Living With Pesticides
The first site the group visited was a storage facility that has been in use since the 1980s. Today, the building is being used to store fertilizer.
But if you look just a little closer, you can see remnants of what it used to house.
Tucked away in the back, behind the sacks of fertilizer, discarded bottles of pesticides littered a corner of the warehouse.
During our investigation, we found yet more obsolete pesticides buried under a pile of dried grass (on the right of the photo below).
The storage facility sits in the middle of a compound where a handful of families live.
The Pure Earth team took some soil samples in the community kitchen and play area for the children.
These families are unaware that they are living with poison.
This old pesticide storage facility in Bafoussam was converted into an office.

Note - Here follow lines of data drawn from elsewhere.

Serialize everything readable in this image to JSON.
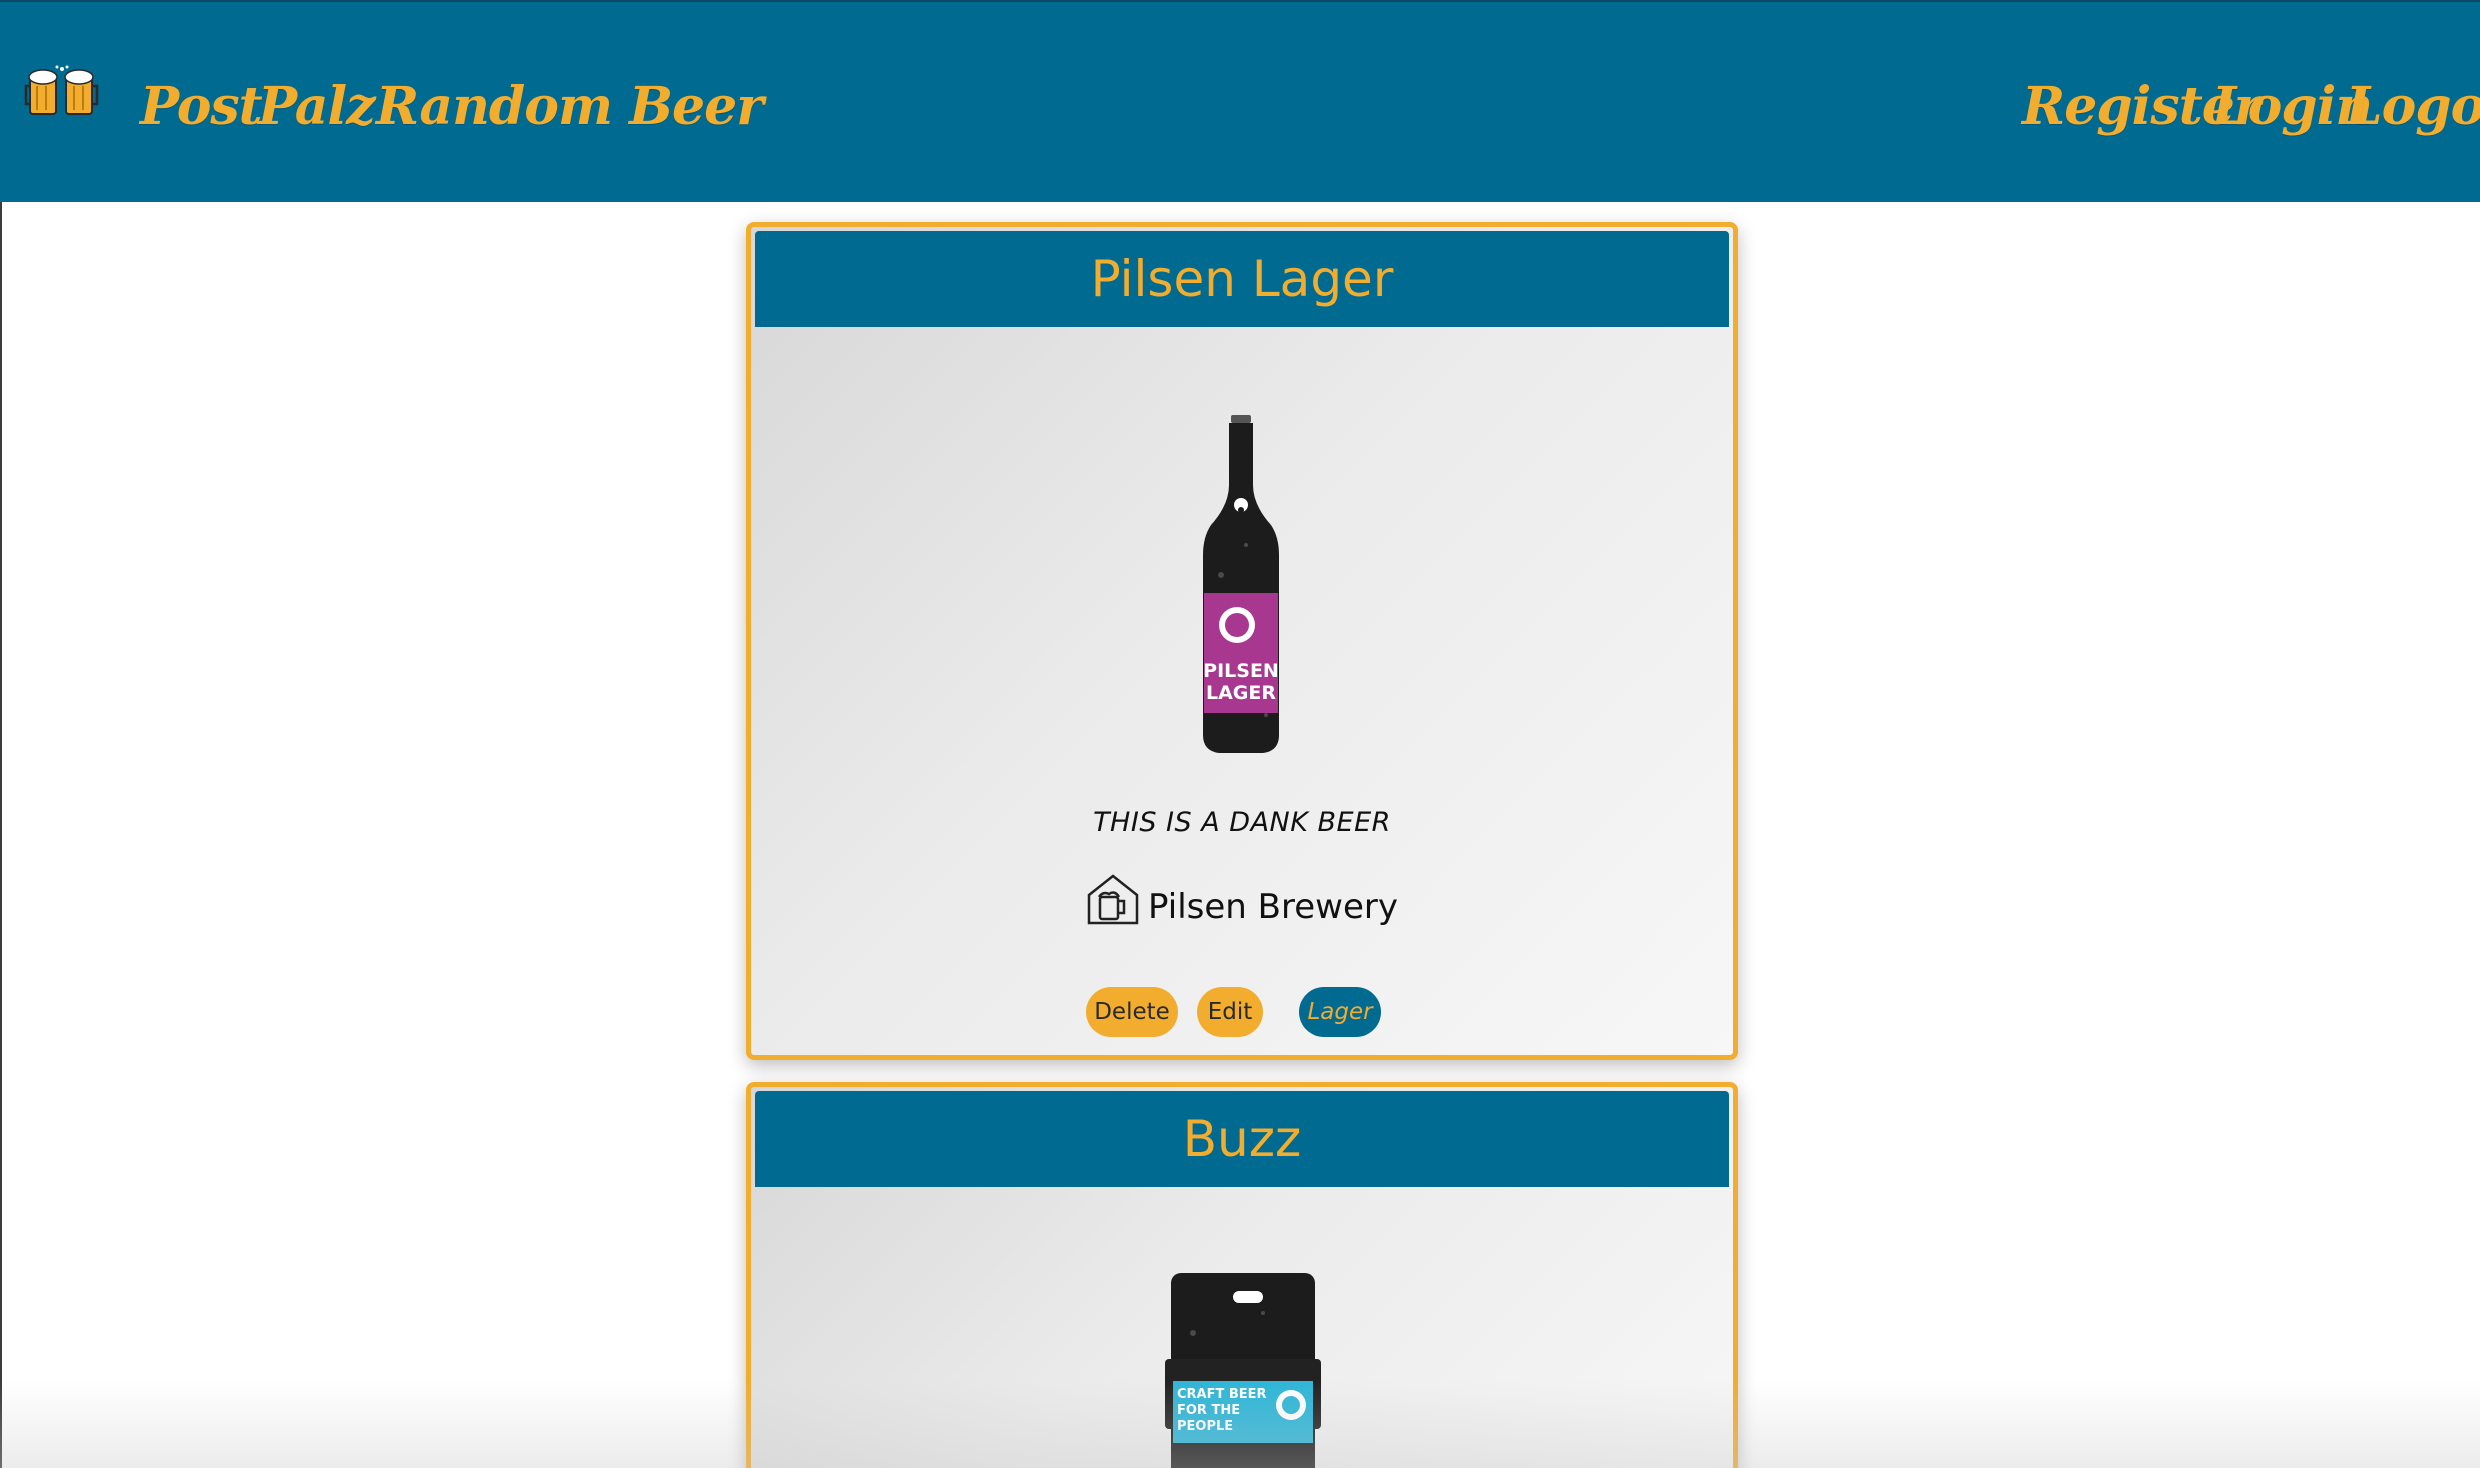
{
  "nav": {
    "brand_icon": "beer-mugs-icon",
    "left_links": [
      "Post",
      "Palz",
      "Random Beer"
    ],
    "right_links": [
      "Register",
      "Login",
      "Logout"
    ]
  },
  "colors": {
    "primary": "#006a91",
    "accent": "#f2ad2f"
  },
  "beers": [
    {
      "name": "Pilsen Lager",
      "description": "THIS IS A DANK BEER",
      "brewery": "Pilsen Brewery",
      "brewery_icon": "brewery-icon",
      "label_text": [
        "PILSEN",
        "LAGER"
      ],
      "buttons": {
        "delete": "Delete",
        "edit": "Edit"
      },
      "tag": "Lager"
    },
    {
      "name": "Buzz",
      "label_text": [
        "CRAFT BEER",
        "FOR THE",
        "PEOPLE"
      ]
    }
  ]
}
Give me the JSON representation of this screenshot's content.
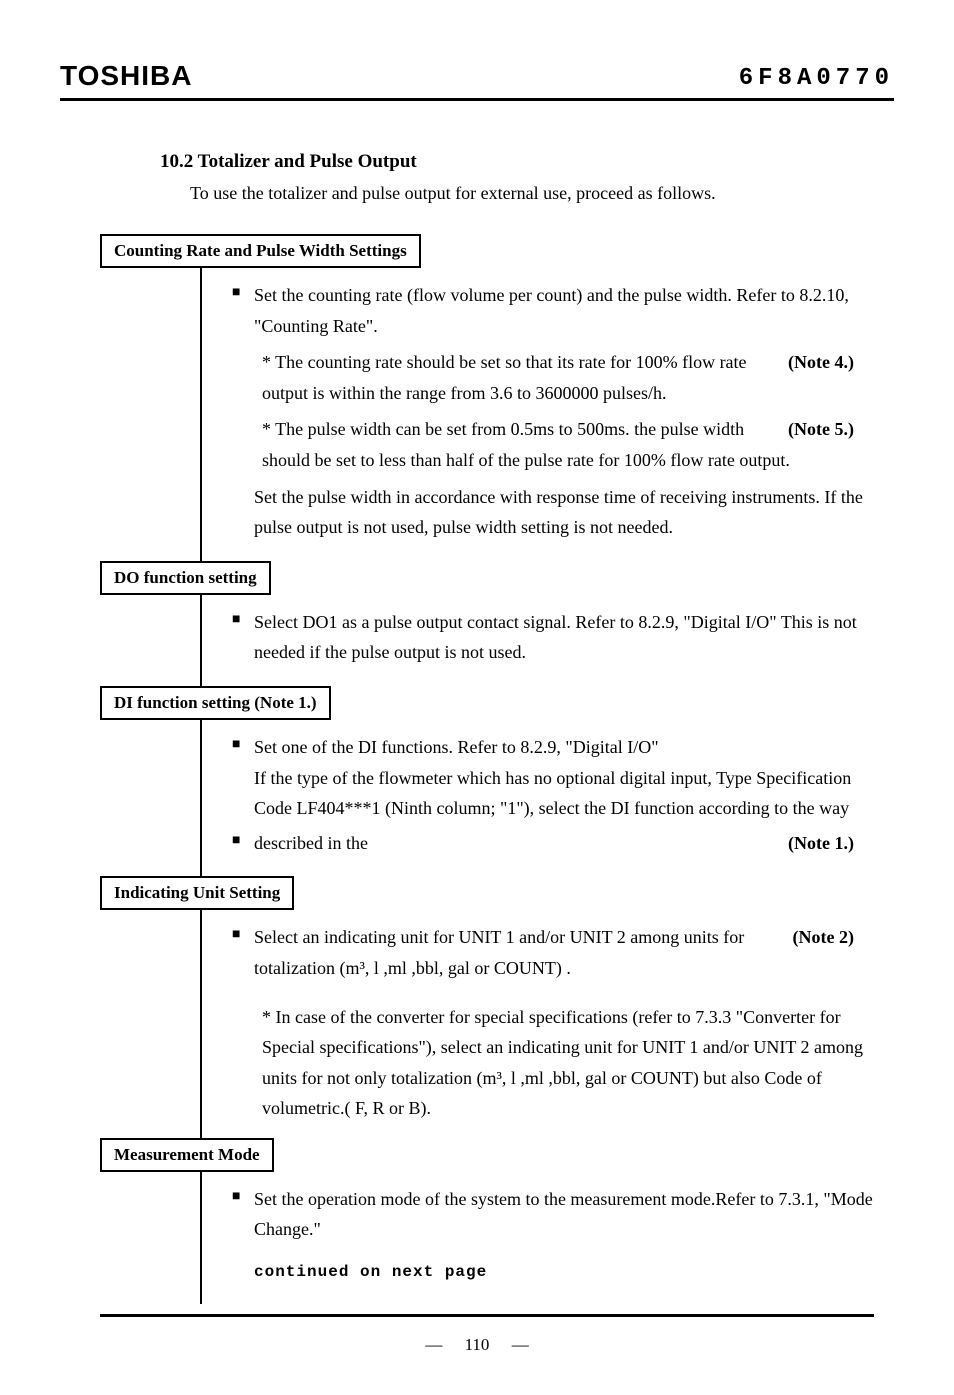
{
  "header": {
    "brand": "TOSHIBA",
    "docnum": "6F8A0770"
  },
  "section": {
    "number_title": "10.2 Totalizer and Pulse Output",
    "intro": "To use the totalizer and pulse output for external use, proceed as follows."
  },
  "boxes": {
    "b1": "Counting Rate and Pulse Width Settings",
    "b2": "DO function setting",
    "b3": "DI function setting   (Note 1.)",
    "b4": "Indicating Unit Setting",
    "b5": "Measurement Mode"
  },
  "content": {
    "b1_p1": "Set the counting rate (flow volume per count) and the pulse width. Refer to 8.2.10, \"Counting Rate\".",
    "b1_s1a": "* The counting rate should be set so that its rate for 100% flow rate output is within the range from 3.6 to 3600000 pulses/h.",
    "b1_s1a_note": "(Note 4.)",
    "b1_s1b": "* The pulse width can be set from 0.5ms to 500ms. the pulse width should be set to less than half of the pulse rate for 100% flow rate output.",
    "b1_s1b_note": "(Note 5.)",
    "b1_p2": "Set the pulse width in accordance with response time of receiving instruments. If the pulse output is not used, pulse width setting is not needed.",
    "b2_p1": "Select DO1 as a pulse output contact signal. Refer to 8.2.9, \"Digital I/O\" This is not needed if the pulse output is not used.",
    "b3_p1": "Set one of the DI functions. Refer to 8.2.9, \"Digital I/O\"",
    "b3_p2": "If the type of the flowmeter which has no optional digital input, Type Specification Code LF404***1 (Ninth column; \"1\"), select the DI function according to the way",
    "b3_p3": "described in the",
    "b3_p3_note": "(Note 1.)",
    "b4_p1": "Select an indicating unit for UNIT 1 and/or UNIT 2 among units for totalization (m³, l ,ml ,bbl, gal or COUNT) .",
    "b4_p1_note": "(Note 2)",
    "b4_s1": "* In case of the converter for special specifications (refer to 7.3.3 \"Converter for Special specifications\"), select an indicating unit for UNIT 1 and/or UNIT 2 among units for not only totalization (m³, l ,ml ,bbl, gal or COUNT) but also Code of volumetric.( F, R or B).",
    "b5_p1": "Set the operation mode of the system to the measurement mode.Refer to 7.3.1, \"Mode Change.\"",
    "continued": "continued on next page"
  },
  "pagenum": "110"
}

Pesticide stored in the office had leaked so much that it had seeped through the walls to the exterior of the building. You can see how the wall is stained under the window in the picture below. The building is so contaminated that most workers have stopped using the office.
We checked outside, where pesticides had seeped into the soil, and took some soil samples.
This area is used almost everyday as a shortcut by people in the town. So residents have likely been spreading the contamination throughout town, and probably trekking it into their homes as well.
The cornfield bordering the toxic pathway and other nearby plants and animals are also all exposed to pesticide pollution. These seeds are likely contaminated.
Local authorities in Cameroon kept good records of the amounts and types of pesticides that were used and stored. This has made our pollution investigation easier.
Writing On The Wall
To supplement what we learn from the written records, the investigative team also talks to people in the community, like this former caretaker of an old pesticide storage facility.
At this facility, the names of the various pesticides stored were clearly written on the wall. DDT has a number associated adverse health effects and is classified by the U.S. CDC as a likely carcinogen. Malathion is associated with increased rates of ADHD in children.
Although the pesticides are no longer there, their toxic legacy remains.
“You can still smell the toxins. It is still very powerful,” recalls Julius.
“We also noticed a lot of insects on the ground. But as we neared the area where the pesticides were stored, all we saw were dead insects. While there is no way to know if this is related in any way to the pesticides, it was visual reminder of the potential threat around us,” Russell remembers.
Many of the contaminated sites we investigated were located near water wells, animal pens, and farms. This means that water and food sources are at risk.
Pure Earth will be returning in the fall to remediate the two most toxic communities identified.
Pure Earth has been working with the FAO on identifying, assessing, and remediating contaminated sites to address the pesticide problem in Cameroon and other countries. Training local site investigators is an important way to build capacity.
Solutions to the pesticide problem include repackaging the toxins and storing them securely, or sending them for incineration. Pure Earth has addressed pesticide pollution problems in Somaliland, the former Soviet Union, and other countries worldwide.
This project is funded by the FAO (Food and Agriculture Organization of the U.N.)